Wave and Tidal Power: Success Under 10MW
The new IDTechEx report, "Wave, Tidal and Hydro Power 1W-10MW 2018-2038" observes that the main investors in water power - governments, utilities etc. - seek something that may become large in gross sales value by involving very large grid projects rather than large numbers of small and medium-sized projects.
Jun 12, 2018 Dr Peter Harrop
The new IDTechEx report, "Wave, Tidal and Hydro Power 1W-10MW 2018-2038" observes that the main investors in water power - governments, utilities etc. - seek something that may become large in gross sales value by involving very large grid projects rather than large numbers of small and medium-sized projects. That has a malign effect also seen with the new form of wind power called Aerial Wind Energy AWE. See the IDTechEx report, "Airborne Wind Energy AWE 2018-2028".
With technology often more suited to small and medium schemes not sold on price of electricity alone, many AWE and marine power developers are pushed into a Quixotic battle with large wind turbines, solar farms and to some extent nuclear power.

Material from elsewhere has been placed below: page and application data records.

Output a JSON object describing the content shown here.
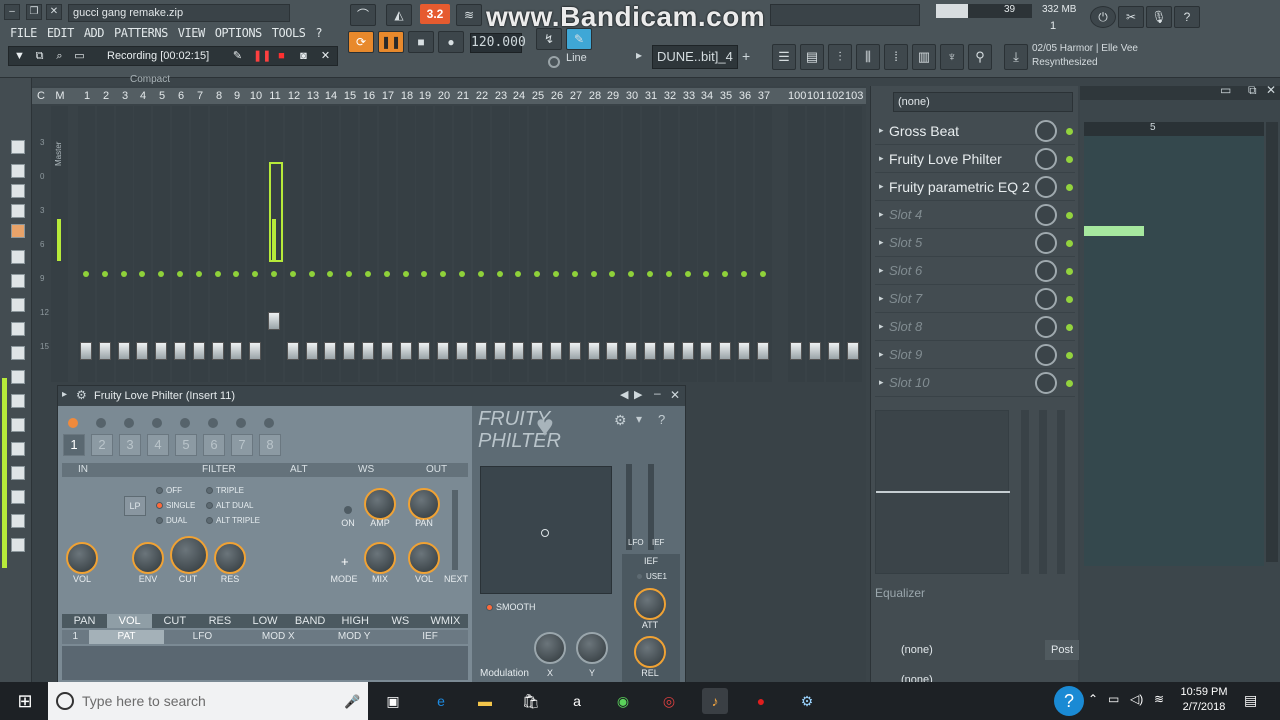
{
  "window": {
    "title": "gucci gang remake.zip"
  },
  "menu": [
    "FILE",
    "EDIT",
    "ADD",
    "PATTERNS",
    "VIEW",
    "OPTIONS",
    "TOOLS",
    "?"
  ],
  "recording": {
    "label": "Recording [00:02:15]"
  },
  "transport": {
    "time_mode": "3.2",
    "bpm": "120.000",
    "snap": "Line",
    "pattern": "DUNE..bit]_4"
  },
  "watermark": "www.Bandicam.com",
  "resources": {
    "cpu": "39",
    "memory": "332 MB",
    "voices": "1"
  },
  "hint": {
    "line1": "02/05  Harmor | Elle Vee",
    "line2": "Resynthesized"
  },
  "mixer": {
    "panel_title": "Compact",
    "header": {
      "c": "C",
      "m": "M"
    },
    "track_numbers": [
      "1",
      "2",
      "3",
      "4",
      "5",
      "6",
      "7",
      "8",
      "9",
      "10",
      "11",
      "12",
      "13",
      "14",
      "15",
      "16",
      "17",
      "18",
      "19",
      "20",
      "21",
      "22",
      "23",
      "24",
      "25",
      "26",
      "27",
      "28",
      "29",
      "30",
      "31",
      "32",
      "33",
      "34",
      "35",
      "36",
      "37"
    ],
    "track_numbers_right": [
      "100",
      "101",
      "102",
      "103"
    ],
    "master_name": "Master",
    "selected_track": "11",
    "scale": [
      "3",
      "0",
      "3",
      "6",
      "9",
      "12",
      "15"
    ]
  },
  "plugin": {
    "title": "Fruity Love Philter (Insert 11)",
    "brand_line1": "FRUITY",
    "brand_line2": "PHILTER",
    "presets": [
      "1",
      "2",
      "3",
      "4",
      "5",
      "6",
      "7",
      "8"
    ],
    "active_preset": "1",
    "sections": {
      "in": "IN",
      "filter": "FILTER",
      "alt": "ALT",
      "ws": "WS",
      "out": "OUT"
    },
    "filter_type": "LP",
    "modes": [
      "OFF",
      "SINGLE",
      "DUAL",
      "TRIPLE",
      "ALT DUAL",
      "ALT TRIPLE"
    ],
    "active_mode": "SINGLE",
    "knobs": {
      "vol": "VOL",
      "env": "ENV",
      "cut": "CUT",
      "res": "RES",
      "amp": "AMP",
      "pan": "PAN",
      "mix": "MIX",
      "out_vol": "VOL",
      "next": "NEXT",
      "on": "ON",
      "mode": "MODE"
    },
    "tabs": [
      "PAN",
      "VOL",
      "CUT",
      "RES",
      "LOW",
      "BAND",
      "HIGH",
      "WS",
      "WMIX"
    ],
    "selected_tab": "VOL",
    "mod_tabs": [
      "1",
      "PAT",
      "LFO",
      "MOD X",
      "MOD Y",
      "IEF"
    ],
    "selected_mod_tab": "PAT",
    "smooth": "SMOOTH",
    "lfo": "LFO",
    "ief": "IEF",
    "ief_title": "IEF",
    "use1": "USE1",
    "att": "ATT",
    "rel": "REL",
    "modulation": "Modulation",
    "x": "X",
    "y": "Y"
  },
  "fx": {
    "preset": "(none)",
    "slots": [
      {
        "name": "Gross Beat",
        "filled": true
      },
      {
        "name": "Fruity Love Philter",
        "filled": true
      },
      {
        "name": "Fruity parametric EQ 2",
        "filled": true
      },
      {
        "name": "Slot 4",
        "filled": false
      },
      {
        "name": "Slot 5",
        "filled": false
      },
      {
        "name": "Slot 6",
        "filled": false
      },
      {
        "name": "Slot 7",
        "filled": false
      },
      {
        "name": "Slot 8",
        "filled": false
      },
      {
        "name": "Slot 9",
        "filled": false
      },
      {
        "name": "Slot 10",
        "filled": false
      }
    ],
    "equalizer": "Equalizer",
    "out_route": "(none)",
    "post": "Post",
    "out_route2": "(none)"
  },
  "playlist": {
    "bar_marker": "5",
    "clip_color": "#a6e89f"
  },
  "taskbar": {
    "search_placeholder": "Type here to search",
    "time": "10:59 PM",
    "date": "2/7/2018"
  },
  "colors": {
    "accent_orange": "#e65b2f",
    "meter_green": "#b7ea3a",
    "knob_ring": "#f0a234"
  }
}
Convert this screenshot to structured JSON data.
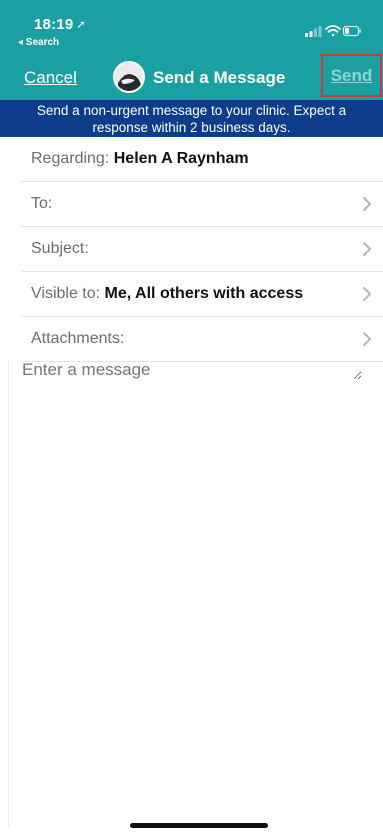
{
  "status": {
    "time": "18:19",
    "location_arrow": "➚",
    "back_label": "◂ Search"
  },
  "nav": {
    "cancel_label": "Cancel",
    "title": "Send a Message",
    "send_label": "Send"
  },
  "notice": {
    "text": "Send a non-urgent message to your clinic. Expect a response within 2 business days."
  },
  "form": {
    "regarding_label": "Regarding:",
    "regarding_value": "Helen A Raynham",
    "to_label": "To:",
    "subject_label": "Subject:",
    "visible_label": "Visible to:",
    "visible_value": "Me, All others with access",
    "attachments_label": "Attachments:"
  },
  "message": {
    "placeholder": "Enter a message"
  },
  "colors": {
    "header": "#1aa0a3",
    "notice": "#0d3c8b",
    "highlight": "#d23737"
  }
}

Talk is of getting one gigawatt installed in order to hit necessary price points for grid power and getting huge government grants just when grid solar and wind is ceasing to need them. Test programs of up to 30 years are the order of the day.
However, it is no good scaling up to get one fifth of the cost if that traps you in markets requiring one tenth of the cost. A few will eventually succeed if investors stay the course but most will fail. Indeed, at the Big Energy event in Glasgow May 2018, at one of the conferences, a panellist asked about this by IDTechEx replied, "We are on the hook of getting money on the promise of making grid power and now many of us are wriggling to get off". The former head of the failed Wavestar project said, "We raced to large scale (grid) which was uneconomic and got stuck there."
The irony is that an increasing number of utilities such as EON are reinventing themselves as zero emission minigrid suppliers, even installing and running completely off grid systems for islands, remote facilities, grid shedders and the like. The good news is that there is now an increasing number of developers of new forms of open water power that are selling systems for specific needs.
All the same, when IDTechEx asked a panel of speakers why there is no Elon Musk fitting desalination units to say 50 kW wave or tidal power systems and towing them to places like Cape Town with severe water shortages, a typical answer was, "but we are only eight people". There is similar undercapitalisation in Airborne Wind Energy but in both cases there are exceptions and these show us what are the biggest profit opportunities and the biggest opportunities to benefit society over the coming decade. To prove the point, three wave power developers have recently landed orders for systems up to 10MW, several now satisfactorily installed.
Indeed, it is possible to develop and sell wave power units from one watt upwards and tidal power units from about 50kW upwards by going where the benefits such as zero emissions, mobility, little or no visual impact, silence, deskilled infrequent maintenance and so on matter more than cost of electricity or the alternative has very high cost of electricity. Nonetheless, as one IDTechEx interviewee cautioned, "Customers want solutions not machines." In 2038, those solutions using tidal stream and wave power could attract order of hundreds of billions of dollars yearly. The new IDTechEx report, "Wave, Tidal and Hydro Power 1W-10MW 2018-2038" has the detail.
Learn more at the next leading event on the topic: Business and Technology Insight Forum - Cambridge December 2018 on 4 - 6 Dec 2018 in Cambridge, UK hosted by IDTechEx.